For those of you who read the blog about our visit to the Foxton inclined plane I have found a photograph from the web taken during the testing before the official opening in 1900. This makes it easier to visualise how the lift worked.
Our plan for Saturday was to get to Crick so we could stop in for boat services. This entailed going back down the Welford arm and joining the main Leicester section for about 12 miles. As it was we stopped a mile before at Yelvercroft; we were concerned about getting a TV signal for the England game and decided to stop at the first point we got a decent signal.
The society that helps CRT look after the Leicester line has planted trees as living milestones which are a nice touch.
Sunday was a gorgeous upside down morning.
Our first task was to get to Crick marina for services – diesel was only 57p per litre. The marina was packed with overwintering boats.
We met a boat in the 1,528 yard long Crick tunnel – we haven’t met a boat in a tunnel all year.
Soon after the tunnel we went under the M1.
We had to wait for about 45 minutes before being able to go down the Watford Gap staircase.

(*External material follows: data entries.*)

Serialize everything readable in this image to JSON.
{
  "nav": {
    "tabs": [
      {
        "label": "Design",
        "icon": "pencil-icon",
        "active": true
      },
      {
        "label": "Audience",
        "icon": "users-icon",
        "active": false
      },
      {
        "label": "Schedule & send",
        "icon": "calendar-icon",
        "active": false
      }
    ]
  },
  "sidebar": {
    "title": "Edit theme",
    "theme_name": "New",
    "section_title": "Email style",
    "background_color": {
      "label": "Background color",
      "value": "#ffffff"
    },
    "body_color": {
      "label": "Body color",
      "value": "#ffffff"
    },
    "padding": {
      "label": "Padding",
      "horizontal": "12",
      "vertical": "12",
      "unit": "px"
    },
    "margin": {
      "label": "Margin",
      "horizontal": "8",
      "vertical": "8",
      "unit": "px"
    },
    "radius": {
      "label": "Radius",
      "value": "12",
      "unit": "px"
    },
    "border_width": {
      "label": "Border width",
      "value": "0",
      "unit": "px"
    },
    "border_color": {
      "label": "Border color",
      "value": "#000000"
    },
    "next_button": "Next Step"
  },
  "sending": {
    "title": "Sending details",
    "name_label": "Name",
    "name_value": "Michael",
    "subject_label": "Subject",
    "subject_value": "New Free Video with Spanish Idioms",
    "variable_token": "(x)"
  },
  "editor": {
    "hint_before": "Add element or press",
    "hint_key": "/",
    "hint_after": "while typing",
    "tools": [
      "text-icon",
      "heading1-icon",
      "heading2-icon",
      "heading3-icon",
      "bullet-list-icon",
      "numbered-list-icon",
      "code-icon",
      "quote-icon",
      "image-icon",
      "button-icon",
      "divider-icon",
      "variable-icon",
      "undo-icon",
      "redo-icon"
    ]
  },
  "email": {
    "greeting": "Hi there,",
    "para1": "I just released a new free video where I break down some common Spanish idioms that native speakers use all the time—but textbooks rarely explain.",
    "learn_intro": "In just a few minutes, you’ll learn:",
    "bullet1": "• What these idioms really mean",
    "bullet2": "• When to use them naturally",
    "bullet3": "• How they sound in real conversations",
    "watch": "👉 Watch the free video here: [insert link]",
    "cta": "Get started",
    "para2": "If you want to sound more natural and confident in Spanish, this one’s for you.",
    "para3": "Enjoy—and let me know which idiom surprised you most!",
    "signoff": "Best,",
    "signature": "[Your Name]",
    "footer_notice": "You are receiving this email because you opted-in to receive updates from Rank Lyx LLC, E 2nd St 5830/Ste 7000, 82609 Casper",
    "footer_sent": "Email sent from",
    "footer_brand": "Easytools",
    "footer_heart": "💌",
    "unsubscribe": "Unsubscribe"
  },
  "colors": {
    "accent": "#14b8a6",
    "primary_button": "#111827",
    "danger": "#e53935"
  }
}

This was the first time we have seen a driver carrying a baby in a sling.
We joined the main line of the Grand Union at Norton junction and turned right towards Braunston.
Soon afterwards we passed these cows cooling down in the cut.
There were a lot of boats on this section and we passed six in the 2,042 yard long Braunston tunnel. We moored at the top of the Braunston flight and wandered down to the Admiral Nelson which is one of our favourite canal side pubs.